Network or Perish

Last night I was fortunate to again see Robyn Henderson present. On this occasion the theme was Networking for Career Development, hosted by the Faculty of Business and Law at Victoria University. Again, Robyn impressed upon her audience the value of networking. This should be done with an abundance mentality and desire to help others first. In this tougher job market, the value of networks established over time will certainly pay dividends. Networking takes time, effort and a ‘genuineness’ that can’t be faked. Below is a timely article from Robyn to motivate your networking…

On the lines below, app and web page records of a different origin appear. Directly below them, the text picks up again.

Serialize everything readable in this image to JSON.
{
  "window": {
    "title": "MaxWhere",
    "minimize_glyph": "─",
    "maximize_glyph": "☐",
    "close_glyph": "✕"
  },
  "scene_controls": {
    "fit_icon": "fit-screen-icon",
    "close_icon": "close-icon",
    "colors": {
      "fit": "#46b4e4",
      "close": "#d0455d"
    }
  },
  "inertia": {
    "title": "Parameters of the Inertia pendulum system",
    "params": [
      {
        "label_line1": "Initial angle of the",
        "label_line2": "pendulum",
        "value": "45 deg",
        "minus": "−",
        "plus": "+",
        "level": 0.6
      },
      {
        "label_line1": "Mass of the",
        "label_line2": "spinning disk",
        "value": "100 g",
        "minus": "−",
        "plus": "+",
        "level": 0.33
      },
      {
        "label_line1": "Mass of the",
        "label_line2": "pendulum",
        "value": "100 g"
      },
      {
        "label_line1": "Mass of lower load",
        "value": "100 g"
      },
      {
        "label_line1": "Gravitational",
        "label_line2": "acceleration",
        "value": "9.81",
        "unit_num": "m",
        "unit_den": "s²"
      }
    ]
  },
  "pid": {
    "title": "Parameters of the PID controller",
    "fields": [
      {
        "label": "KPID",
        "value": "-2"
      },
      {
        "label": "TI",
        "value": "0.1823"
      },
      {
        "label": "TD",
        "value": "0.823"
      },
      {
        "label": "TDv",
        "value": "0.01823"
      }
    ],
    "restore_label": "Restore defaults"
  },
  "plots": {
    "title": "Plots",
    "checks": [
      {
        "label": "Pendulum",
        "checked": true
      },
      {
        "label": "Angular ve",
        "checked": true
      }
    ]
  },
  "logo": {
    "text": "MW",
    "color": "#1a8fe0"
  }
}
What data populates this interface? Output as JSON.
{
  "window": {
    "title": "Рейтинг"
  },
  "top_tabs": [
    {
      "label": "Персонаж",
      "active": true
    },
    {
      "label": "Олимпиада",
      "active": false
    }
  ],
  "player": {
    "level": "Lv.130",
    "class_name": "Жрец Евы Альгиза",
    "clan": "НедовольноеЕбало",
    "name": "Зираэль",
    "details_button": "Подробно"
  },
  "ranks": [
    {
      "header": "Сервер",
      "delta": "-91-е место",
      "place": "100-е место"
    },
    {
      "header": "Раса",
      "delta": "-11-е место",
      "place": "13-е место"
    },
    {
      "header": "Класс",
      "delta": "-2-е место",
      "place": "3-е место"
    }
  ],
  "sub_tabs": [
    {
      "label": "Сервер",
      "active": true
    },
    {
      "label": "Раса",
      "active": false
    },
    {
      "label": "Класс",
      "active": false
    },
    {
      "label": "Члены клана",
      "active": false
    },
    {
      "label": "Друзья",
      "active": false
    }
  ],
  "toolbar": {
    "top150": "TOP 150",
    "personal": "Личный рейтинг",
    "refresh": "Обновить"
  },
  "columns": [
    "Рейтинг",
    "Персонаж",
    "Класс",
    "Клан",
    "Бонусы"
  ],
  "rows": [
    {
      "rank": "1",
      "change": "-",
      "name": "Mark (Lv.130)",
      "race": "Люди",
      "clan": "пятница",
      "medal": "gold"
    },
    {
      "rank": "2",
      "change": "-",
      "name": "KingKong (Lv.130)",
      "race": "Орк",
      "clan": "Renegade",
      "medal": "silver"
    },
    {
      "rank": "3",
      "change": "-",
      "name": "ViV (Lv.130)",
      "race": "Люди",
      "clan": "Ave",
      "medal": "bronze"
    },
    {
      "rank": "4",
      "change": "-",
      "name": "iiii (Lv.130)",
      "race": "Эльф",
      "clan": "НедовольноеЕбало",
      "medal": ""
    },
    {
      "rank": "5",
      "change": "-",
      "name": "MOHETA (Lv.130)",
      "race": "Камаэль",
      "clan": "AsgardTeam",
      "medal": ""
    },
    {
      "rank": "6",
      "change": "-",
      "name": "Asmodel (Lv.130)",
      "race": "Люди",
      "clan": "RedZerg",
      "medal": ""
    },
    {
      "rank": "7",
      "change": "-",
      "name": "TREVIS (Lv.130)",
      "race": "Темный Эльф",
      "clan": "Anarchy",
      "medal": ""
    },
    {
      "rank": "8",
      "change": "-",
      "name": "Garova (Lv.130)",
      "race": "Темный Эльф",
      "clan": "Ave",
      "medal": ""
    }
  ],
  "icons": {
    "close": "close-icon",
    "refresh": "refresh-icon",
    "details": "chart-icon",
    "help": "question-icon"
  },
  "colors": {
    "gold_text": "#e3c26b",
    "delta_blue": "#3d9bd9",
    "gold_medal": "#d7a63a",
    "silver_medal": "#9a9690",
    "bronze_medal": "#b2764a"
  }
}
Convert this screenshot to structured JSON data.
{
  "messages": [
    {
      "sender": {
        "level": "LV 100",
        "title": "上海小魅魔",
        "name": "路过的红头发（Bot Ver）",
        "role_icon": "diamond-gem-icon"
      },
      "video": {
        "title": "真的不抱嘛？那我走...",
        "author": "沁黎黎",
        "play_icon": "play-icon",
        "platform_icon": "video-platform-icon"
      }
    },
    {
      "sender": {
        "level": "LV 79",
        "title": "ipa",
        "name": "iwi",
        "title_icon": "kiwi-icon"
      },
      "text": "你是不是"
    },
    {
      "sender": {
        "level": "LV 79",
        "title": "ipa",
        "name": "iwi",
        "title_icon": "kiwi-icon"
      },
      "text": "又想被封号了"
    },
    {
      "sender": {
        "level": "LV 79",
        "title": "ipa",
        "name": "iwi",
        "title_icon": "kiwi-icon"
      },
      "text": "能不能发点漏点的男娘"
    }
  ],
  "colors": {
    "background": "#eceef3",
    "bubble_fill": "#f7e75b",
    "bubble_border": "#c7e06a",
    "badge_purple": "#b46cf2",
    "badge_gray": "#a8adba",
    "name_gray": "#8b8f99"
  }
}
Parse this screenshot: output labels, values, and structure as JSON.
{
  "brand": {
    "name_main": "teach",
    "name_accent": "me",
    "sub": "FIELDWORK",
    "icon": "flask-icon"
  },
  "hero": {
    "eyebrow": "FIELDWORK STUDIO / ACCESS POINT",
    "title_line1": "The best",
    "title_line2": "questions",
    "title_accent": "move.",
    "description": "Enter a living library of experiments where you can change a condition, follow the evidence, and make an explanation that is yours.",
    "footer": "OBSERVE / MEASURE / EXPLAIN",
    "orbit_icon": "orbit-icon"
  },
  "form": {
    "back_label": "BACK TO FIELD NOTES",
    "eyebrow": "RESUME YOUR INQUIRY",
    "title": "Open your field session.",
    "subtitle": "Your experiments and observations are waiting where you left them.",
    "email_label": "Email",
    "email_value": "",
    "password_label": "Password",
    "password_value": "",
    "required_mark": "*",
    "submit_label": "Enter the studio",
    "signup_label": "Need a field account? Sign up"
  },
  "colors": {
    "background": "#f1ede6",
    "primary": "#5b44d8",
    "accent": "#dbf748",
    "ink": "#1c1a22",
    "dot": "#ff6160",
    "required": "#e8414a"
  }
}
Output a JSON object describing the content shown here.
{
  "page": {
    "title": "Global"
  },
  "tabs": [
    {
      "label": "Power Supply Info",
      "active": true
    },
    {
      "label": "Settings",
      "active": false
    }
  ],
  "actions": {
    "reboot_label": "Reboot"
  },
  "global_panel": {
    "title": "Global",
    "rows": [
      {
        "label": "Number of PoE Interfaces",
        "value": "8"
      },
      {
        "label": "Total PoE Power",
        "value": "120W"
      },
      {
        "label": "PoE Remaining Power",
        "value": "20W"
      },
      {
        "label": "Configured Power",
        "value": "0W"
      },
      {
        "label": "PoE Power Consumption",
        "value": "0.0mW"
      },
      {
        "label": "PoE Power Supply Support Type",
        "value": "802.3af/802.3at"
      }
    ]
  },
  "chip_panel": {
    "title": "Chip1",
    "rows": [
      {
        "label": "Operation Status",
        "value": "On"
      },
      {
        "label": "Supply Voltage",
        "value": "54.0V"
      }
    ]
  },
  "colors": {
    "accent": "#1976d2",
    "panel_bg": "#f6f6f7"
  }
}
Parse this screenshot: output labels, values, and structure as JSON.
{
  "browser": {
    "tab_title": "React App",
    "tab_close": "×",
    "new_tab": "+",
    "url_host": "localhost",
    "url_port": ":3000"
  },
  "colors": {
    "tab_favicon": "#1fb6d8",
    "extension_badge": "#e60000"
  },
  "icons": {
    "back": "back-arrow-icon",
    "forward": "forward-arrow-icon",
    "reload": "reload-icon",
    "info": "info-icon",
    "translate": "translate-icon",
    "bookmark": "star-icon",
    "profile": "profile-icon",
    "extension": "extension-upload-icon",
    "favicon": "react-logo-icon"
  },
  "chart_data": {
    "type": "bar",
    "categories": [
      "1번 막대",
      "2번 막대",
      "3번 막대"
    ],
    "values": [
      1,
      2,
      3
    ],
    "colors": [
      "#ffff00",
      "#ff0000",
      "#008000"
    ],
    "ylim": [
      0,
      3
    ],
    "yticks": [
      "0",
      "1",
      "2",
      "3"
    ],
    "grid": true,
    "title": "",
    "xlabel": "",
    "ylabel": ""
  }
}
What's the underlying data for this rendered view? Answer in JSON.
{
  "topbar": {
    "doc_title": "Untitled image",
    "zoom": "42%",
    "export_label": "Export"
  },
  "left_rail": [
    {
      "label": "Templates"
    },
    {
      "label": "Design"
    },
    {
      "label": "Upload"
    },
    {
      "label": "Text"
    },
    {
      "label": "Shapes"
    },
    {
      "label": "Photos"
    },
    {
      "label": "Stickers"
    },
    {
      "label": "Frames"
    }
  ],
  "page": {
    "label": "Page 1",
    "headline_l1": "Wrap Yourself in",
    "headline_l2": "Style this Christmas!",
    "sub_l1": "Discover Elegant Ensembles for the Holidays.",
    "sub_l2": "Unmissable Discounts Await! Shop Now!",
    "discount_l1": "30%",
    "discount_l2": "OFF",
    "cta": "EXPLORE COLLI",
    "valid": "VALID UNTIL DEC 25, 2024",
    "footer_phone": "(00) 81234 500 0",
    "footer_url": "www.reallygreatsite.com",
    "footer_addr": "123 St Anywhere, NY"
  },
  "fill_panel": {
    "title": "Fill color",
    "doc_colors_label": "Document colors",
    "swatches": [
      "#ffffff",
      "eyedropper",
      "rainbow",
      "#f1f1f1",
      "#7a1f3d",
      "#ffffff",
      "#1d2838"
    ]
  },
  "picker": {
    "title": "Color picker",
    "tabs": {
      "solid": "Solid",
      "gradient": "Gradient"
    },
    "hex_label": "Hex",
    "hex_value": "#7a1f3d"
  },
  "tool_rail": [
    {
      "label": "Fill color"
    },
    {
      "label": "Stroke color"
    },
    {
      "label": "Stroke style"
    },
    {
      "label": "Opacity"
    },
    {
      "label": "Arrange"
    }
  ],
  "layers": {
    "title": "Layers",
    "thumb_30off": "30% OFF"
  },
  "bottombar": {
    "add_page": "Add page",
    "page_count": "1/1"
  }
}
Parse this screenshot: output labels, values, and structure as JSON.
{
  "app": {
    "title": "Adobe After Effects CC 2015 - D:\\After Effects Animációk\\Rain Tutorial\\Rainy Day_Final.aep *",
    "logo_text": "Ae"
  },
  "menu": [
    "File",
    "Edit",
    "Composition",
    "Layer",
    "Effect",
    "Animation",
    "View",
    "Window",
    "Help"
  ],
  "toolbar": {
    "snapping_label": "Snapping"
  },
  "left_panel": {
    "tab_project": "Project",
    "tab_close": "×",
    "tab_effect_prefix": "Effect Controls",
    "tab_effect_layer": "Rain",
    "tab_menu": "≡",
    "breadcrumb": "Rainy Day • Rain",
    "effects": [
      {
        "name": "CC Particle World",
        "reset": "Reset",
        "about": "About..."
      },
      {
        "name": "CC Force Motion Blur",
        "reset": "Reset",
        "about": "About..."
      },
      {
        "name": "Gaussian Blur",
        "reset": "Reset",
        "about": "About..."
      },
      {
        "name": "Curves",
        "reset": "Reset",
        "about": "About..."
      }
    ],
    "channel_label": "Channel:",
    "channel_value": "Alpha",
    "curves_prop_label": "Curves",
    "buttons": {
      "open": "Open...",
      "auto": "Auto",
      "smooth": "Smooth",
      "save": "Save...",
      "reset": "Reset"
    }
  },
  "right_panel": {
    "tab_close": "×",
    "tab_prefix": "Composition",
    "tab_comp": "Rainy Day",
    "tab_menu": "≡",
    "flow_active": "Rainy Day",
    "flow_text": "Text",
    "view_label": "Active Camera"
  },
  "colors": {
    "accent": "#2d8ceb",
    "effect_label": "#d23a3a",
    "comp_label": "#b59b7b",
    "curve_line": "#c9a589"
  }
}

network-or-perish-picLatest research shows that only 20% of employment opportunities are advertised in Australia. Networking accounts largely for the remaining 80% of job placements. Whether it’s an executive recruitment firm search , word of mouth referral or someone’s next door neighbour’s brother – the job is often filled by someone known by someone else.

In the best selling book, Masters of Networking, Bill Gates refers to the “trilogy of trust” – the trust that one person has in another, which is then passed along to a third referred member.

Whether it’s a job opportunity, the name of a good doctor or motor mechanic, people want to do business with people they know like and trust. If they don’t know someone in a specific area, based on the trust they have for another person, they will often accept their recommendation. Smart leaders and networkers today surround themselves with people who are better than them in certain areas. They are willing to acknowledge it and pay for that experience if necessary. Bill Gates says, “For me, a big part of the fun has always been to hire and work with smart people. I enjoy learning from them.”

Author Harvey Mackay believes “its not who you know, but who knows what you know.” One of the challenges we face in Australia is that people are not encouraged to self promote. They often face ridicule and criticism for being pushy. We often refer to it as the “tall poppy syndrome.” Many people are reluctant to stand out from the crowd or try to be noticed. As a result many people are overlooked for promotions and opportunities, because no one knows how good they are or what actual skills they have. Because they are not visible or well known by the decision makers, often someone of less ability lands the position or project.

Tall Poppies Alternative

If you are wanting to increase your visibility within your organization or profession, you don’t need to be pushy, or monopolise conversations. It helps though if you talk people “up” rather than gossiping in a destructive manner. One of the universal laws well known to networkers is the law of reciprocity – what you give out comes back tenfold. So if you gossip about someone today, it may be your turn tomorrow. Why not try a gossip free day every week. Look for positive ways of discussing people within your network. If you don’t know a lot about the people you are working with , practise your listening skills, ask open ended questions (starting with who, what, how, when, where or why). Most importantly, unless it is culturally unacceptable, make eye contact with the person you are speaking to. Listen with your heart as well as your ears. This means having a focussed conversation and remaining in the present moment, not distracted by past or future events.

Avoid Elevator Talk

In our time poor society, moving conversations occur regularly when one person asks another a question, but does not stop to hear the answer. “Morning, how was your weekend?” without stopping for a nanosecond to hear the answer, we continue moving – hence the coining of the phrase elevator talk. If you don’t have the time to stop and listen to the answer, why not change your greeting. “Good morning John” and smile, will give you a much better response than a random question when you can’t be bothered or are unable to stop and hear the answer.

Broaden Your Networks

Another trap many people fall into, is networking only within their industry or profession. Dismissing people because they are ‘nobodies’(in their opinion) or presumably of no use to them. Master networkers never use people. Again the philosophy of treating people the way you would like to be treated is critical if you are to be remembered positively by the variety of people you meet throughout the week. Aim to network across the board age-wise, industry-wise and geographically. You may think you will never have the need for a computer programmer living in Dallas, Texas. And you may be right. However, your boss may just be looking for the name of a competitor or prospect in Dallas, Texas and you just happen to have the name of this person. . . . . .and so it goes. You start to be noticed by decision makers as a problem solver. They have a problem and you are able to solve it for them.

Become a Sphere Of Influence

Smart networkers acknowledge that they don’t know everyone and don’t need to know everyone. They do need to have a network of key players, who on a mutual request basis, can tap them into the key people they need. These key players are often referred to as spheres of influence. They are people who know a little bit about a lot of things, and a lot about one or two things (usually their area of expertise or interest). They are proficient at sharing the piece of information that their contact needs. And most importantly they share that information freely, knowing that one day, they may be the one doing the asking.

Networking is a life skill, not just something you do when you want something. Following the universal law of giving without expectations, master networkers give without remembering and receive without forgetting.

For more articles by Robyn Henderson, visit http://www.networkingtowin.com.au/ or call her on (07) 5523 0153